──────── Input ────────

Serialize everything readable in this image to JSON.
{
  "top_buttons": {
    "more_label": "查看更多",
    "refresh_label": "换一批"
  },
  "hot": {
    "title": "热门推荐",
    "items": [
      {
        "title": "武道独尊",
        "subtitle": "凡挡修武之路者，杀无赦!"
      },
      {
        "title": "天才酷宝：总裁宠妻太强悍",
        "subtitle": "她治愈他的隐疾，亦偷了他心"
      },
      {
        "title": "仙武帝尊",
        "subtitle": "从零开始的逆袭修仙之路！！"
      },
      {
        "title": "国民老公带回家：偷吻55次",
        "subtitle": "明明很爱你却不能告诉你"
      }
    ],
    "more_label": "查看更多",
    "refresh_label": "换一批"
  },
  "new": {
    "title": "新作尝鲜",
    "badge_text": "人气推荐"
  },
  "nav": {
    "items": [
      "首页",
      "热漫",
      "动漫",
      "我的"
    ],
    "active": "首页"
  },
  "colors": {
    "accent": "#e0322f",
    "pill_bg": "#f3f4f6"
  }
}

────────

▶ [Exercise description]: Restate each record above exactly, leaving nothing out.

▶ [Solution to this problem]:
Serialize everything readable in this image to JSON.
{
  "top_buttons": {
    "more_label": "查看更多",
    "refresh_label": "换一批"
  },
  "hot": {
    "title": "热门推荐",
    "items": [
      {
        "title": "武道独尊",
        "subtitle": "凡挡修武之路者，杀无赦!"
      },
      {
        "title": "天才酷宝：总裁宠妻太强悍",
        "subtitle": "她治愈他的隐疾，亦偷了他心"
      },
      {
        "title": "仙武帝尊",
        "subtitle": "从零开始的逆袭修仙之路！！"
      },
      {
        "title": "国民老公带回家：偷吻55次",
        "subtitle": "明明很爱你却不能告诉你"
      }
    ],
    "more_label": "查看更多",
    "refresh_label": "换一批"
  },
  "new": {
    "title": "新作尝鲜",
    "badge_text": "人气推荐"
  },
  "nav": {
    "items": [
      "首页",
      "热漫",
      "动漫",
      "我的"
    ],
    "active": "首页"
  },
  "colors": {
    "accent": "#e0322f",
    "pill_bg": "#f3f4f6"
  }
}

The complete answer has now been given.